China says COVID situation at 'low level' after holiday
BEIJING (Reuters) - China said on Monday that the COVID-19 situation in the country was at a "low level", and that fever clinic visits due to the coronavirus during the Lunar New Year dropped about 40% from before the week-long holiday
"The overall epidemic situation in the country has entered a low level, and the epidemic situation in various places has maintained a steady downward trend," National Health Commission spokesperson Mi Feng told a media briefing on Monday .
Travel domestically as well as in and out of China during the holiday period rose sharply as millions boarded planes, trains, buses and highways after Beijing abruptly dismantled an almost three-year zero-COVID policy in early December.
Passenger trips during the annual travel rush period reached 892 million between Jan. 7 and Jan. 29, up 56% from 2022, a transport ministry official told reporters, but down 46.9% from the same period in 2019.
China's sudden relaxation of COVID restrictions was followed by a wave of infections across its 1.4 billion population. A prominent government scientist said on Jan. 21 that 80% of people had already been infected - making remote the possibility of a big rebound in cases in the coming months.
Some experts had warned that Lunar New Year travel, known before the pandemic as the world's largest migration of people, would trigger a wave of infections in rural areas less equipped to deal with them.

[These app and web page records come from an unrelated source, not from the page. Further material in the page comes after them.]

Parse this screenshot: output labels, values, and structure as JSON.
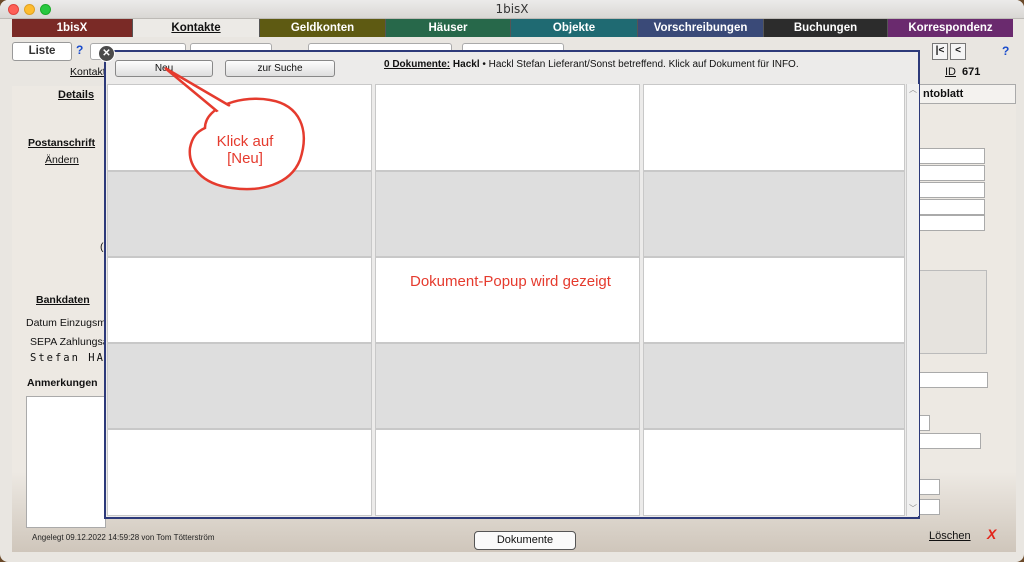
{
  "window": {
    "title": "1bisX"
  },
  "tabs": [
    {
      "label": "1bisX",
      "color": "#7a2a26"
    },
    {
      "label": "Kontakte",
      "color": "#eceae6"
    },
    {
      "label": "Geldkonten",
      "color": "#5e5a12"
    },
    {
      "label": "Häuser",
      "color": "#27684a"
    },
    {
      "label": "Objekte",
      "color": "#1f6a72"
    },
    {
      "label": "Vorschreibungen",
      "color": "#3a4a78"
    },
    {
      "label": "Buchungen",
      "color": "#2c2c2c"
    },
    {
      "label": "Korrespondenz",
      "color": "#6a2a6e"
    }
  ],
  "topbar": {
    "liste_label": "Liste",
    "help": "?",
    "nav_first": "|<",
    "nav_prev": "<",
    "help_right": "?"
  },
  "record": {
    "kontakt_link": "Kontakt",
    "id_label": "ID",
    "id_value": "671"
  },
  "left": {
    "details": "Details",
    "postanschrift": "Postanschrift",
    "aendern": "Ändern",
    "bankdaten": "Bankdaten",
    "datum": "Datum Einzugsm",
    "sepa": "SEPA Zahlungsa",
    "name_mono": "Stefan HAC",
    "anmerkungen": "Anmerkungen"
  },
  "right": {
    "kontoblatt": "ntoblatt"
  },
  "popup": {
    "close": "✕",
    "neu_label": "Neu",
    "suche_label": "zur Suche",
    "count": "0 Dokumente:",
    "name": "Hackl",
    "info": " • Hackl Stefan Lieferant/Sonst betreffend. Klick auf Dokument für INFO."
  },
  "annotations": {
    "callout": "Klick auf\n[Neu]",
    "center": "Dokument-Popup wird gezeigt",
    "color": "#e53b2e"
  },
  "footer": {
    "created": "Angelegt 09.12.2022 14:59:28 von Tom Tötterström",
    "dokumente_label": "Dokumente",
    "loeschen_label": "Löschen",
    "delete_x": "X"
  }
}
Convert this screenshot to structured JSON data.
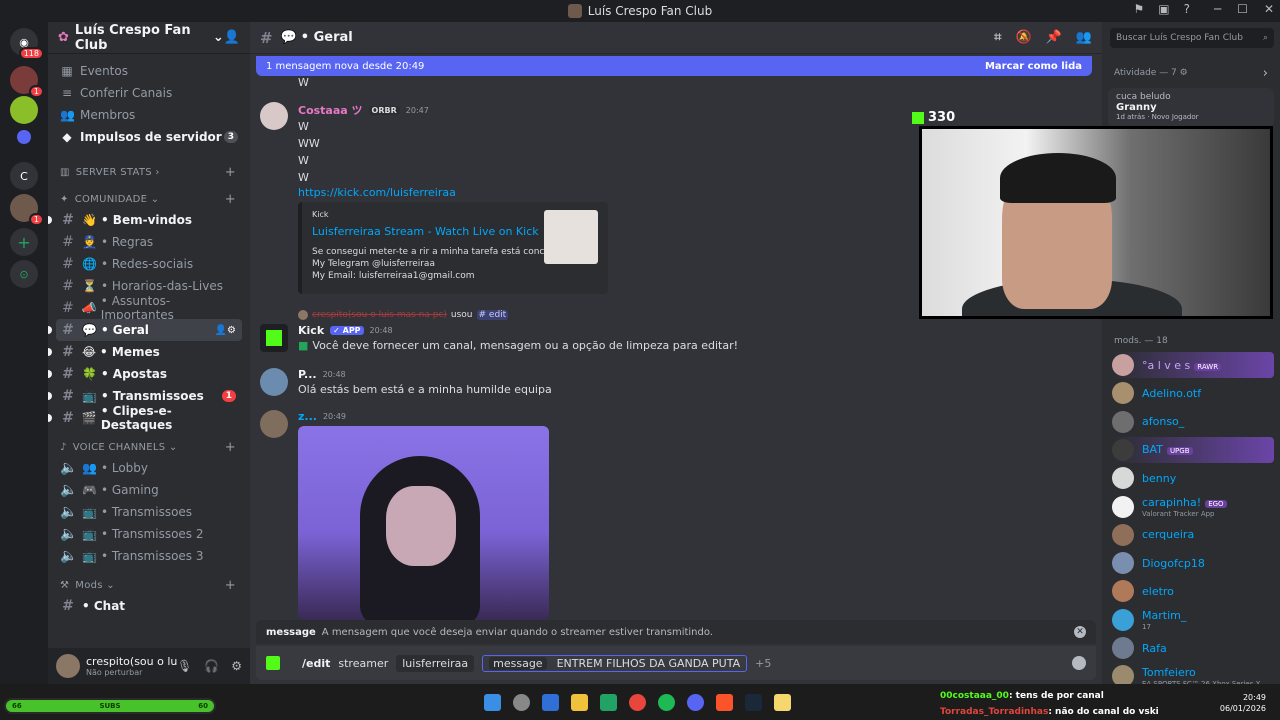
{
  "window": {
    "title": "Luís Crespo Fan Club"
  },
  "guilds": {
    "badge_count": "118",
    "badge_one": "1",
    "letter_c": "C"
  },
  "sidebar": {
    "server_name": "Luís Crespo Fan Club",
    "nav": [
      {
        "label": "Eventos",
        "icon": "calendar-icon"
      },
      {
        "label": "Conferir Canais",
        "icon": "browse-channels-icon"
      },
      {
        "label": "Membros",
        "icon": "members-icon"
      },
      {
        "label": "Impulsos de servidor",
        "icon": "boost-icon",
        "count": "3"
      }
    ],
    "cat_server_stats": "SERVER STATS",
    "cat_comunidade": "COMUNIDADE",
    "text_channels": [
      {
        "label": "• Bem-vindos",
        "emoji": "👋",
        "bold": true
      },
      {
        "label": "• Regras",
        "emoji": "👮",
        "bold": false
      },
      {
        "label": "• Redes-sociais",
        "emoji": "🌐",
        "bold": false
      },
      {
        "label": "• Horarios-das-Lives",
        "emoji": "⏳",
        "bold": false
      },
      {
        "label": "• Assuntos-Importantes",
        "emoji": "📣",
        "bold": false
      },
      {
        "label": "• Geral",
        "emoji": "💬",
        "bold": true,
        "active": true
      },
      {
        "label": "• Memes",
        "emoji": "😂",
        "bold": true
      },
      {
        "label": "• Apostas",
        "emoji": "🍀",
        "bold": true
      },
      {
        "label": "• Transmissoes",
        "emoji": "📺",
        "bold": true,
        "count": "1"
      },
      {
        "label": "• Clipes-e-Destaques",
        "emoji": "🎬",
        "bold": true
      }
    ],
    "cat_voice": "VOICE CHANNELS",
    "voice_channels": [
      {
        "label": "• Lobby",
        "emoji": "👥"
      },
      {
        "label": "• Gaming",
        "emoji": "🎮"
      },
      {
        "label": "• Transmissoes",
        "emoji": "📺"
      },
      {
        "label": "• Transmissoes 2",
        "emoji": "📺"
      },
      {
        "label": "• Transmissoes 3",
        "emoji": "📺"
      }
    ],
    "cat_mods": "Mods",
    "mods_channel": "• Chat"
  },
  "userbar": {
    "name": "crespito(sou o luis mas...",
    "status": "Não perturbar"
  },
  "channel": {
    "name": "Geral",
    "new_messages": "1 mensagem nova desde 20:49",
    "mark_read": "Marcar como lida"
  },
  "messages": {
    "top_w": "W",
    "m1": {
      "user": "Costaaa ツ",
      "tag": "ORBR",
      "time": "20:47",
      "lines": [
        "W",
        "WW",
        "W",
        "W"
      ],
      "link": "https://kick.com/luisferreiraa"
    },
    "embed": {
      "provider": "Kick",
      "title": "Luisferreiraa Stream - Watch Live on Kick",
      "desc1": "Se consegui meter-te a rir a minha tarefa está concluída.",
      "desc2": "My Telegram @luisferreiraa",
      "desc3": "My Email: luisferreiraa1@gmail.com"
    },
    "reply": {
      "user": "crespito(sou o luis mas na pc)",
      "used": "usou",
      "cmd": "edit"
    },
    "m2": {
      "user": "Kick",
      "tag": "✓ APP",
      "time": "20:48",
      "text": "Você deve fornecer um canal, mensagem ou a opção de limpeza para editar!"
    },
    "m3": {
      "user": "P...",
      "time": "20:48",
      "text": "Olá estás bem está e a minha humilde equipa"
    },
    "m4": {
      "user": "z...",
      "time": "20:49"
    }
  },
  "composer": {
    "hint_key": "message",
    "hint_text": "A mensagem que você deseja enviar quando o streamer estiver transmitindo.",
    "command": "/edit",
    "opt_streamer": "streamer",
    "val_streamer": "luisferreiraa",
    "opt_message": "message",
    "val_message": "ENTREM FILHOS DA GANDA PUTA",
    "more": "+5"
  },
  "right": {
    "search_placeholder": "Buscar Luís Crespo Fan Club",
    "activity_header": "Atividade — 7",
    "activity_user": "cuca beludo",
    "activity_game": "Granny",
    "activity_sub": "1d atrás · Novo Jogador",
    "mods_header": "mods. — 18",
    "members": [
      {
        "name": "°a l v e s",
        "tag": "RAWR",
        "color": "#c9a0ff",
        "hl": true
      },
      {
        "name": "Adelino.otf",
        "color": "#00a8fc"
      },
      {
        "name": "afonso_",
        "color": "#00a8fc"
      },
      {
        "name": "BAT",
        "tag": "UPGB",
        "color": "#00a8fc",
        "hl": true
      },
      {
        "name": "benny",
        "color": "#00a8fc"
      },
      {
        "name": "carapinha!",
        "tag": "EGO",
        "sub": "Valorant Tracker App",
        "color": "#00a8fc"
      },
      {
        "name": "cerqueira",
        "color": "#00a8fc"
      },
      {
        "name": "Diogofcp18",
        "color": "#00a8fc"
      },
      {
        "name": "eletro",
        "color": "#00a8fc"
      },
      {
        "name": "Martim_",
        "sub": "17",
        "color": "#00a8fc"
      },
      {
        "name": "Rafa",
        "color": "#00a8fc"
      },
      {
        "name": "Tomfeiero",
        "sub": "EA SPORTS FC™ 26 Xbox Series X",
        "color": "#00a8fc"
      }
    ]
  },
  "overlay": {
    "viewers": "330"
  },
  "taskbar": {
    "subs_left": "66",
    "subs_label": "SUBS",
    "subs_right": "60",
    "chat1_user": "00costaaa_00",
    "chat1_text": ": tens de por canal",
    "chat2_user": "Torradas_Torradinhas",
    "chat2_text": ": não do canal do vski",
    "time": "20:49",
    "date": "06/01/2026"
  }
}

Last week, however, the China Center for Disease Control and Prevention said there was no significant rebound in cases during the holiday, the number of severe COVID cases and deaths had dropped, and no new mutant strains had been identified.
The CDC also said last week critically ill COVID cases in China fell 72% from a peak early this month while daily deaths among COVID patients in hospitals dropped 79% from their peak.
Some global experts have said China's reported data on COVID-related deaths may vastly undercount the actual total because it excludes those who die at home, while some doctors have said they were discouraged from citing COVID as a cause of death.
(Reporting by Ethan Wang and Bernard Orr; Editing by Jacqueline Wong)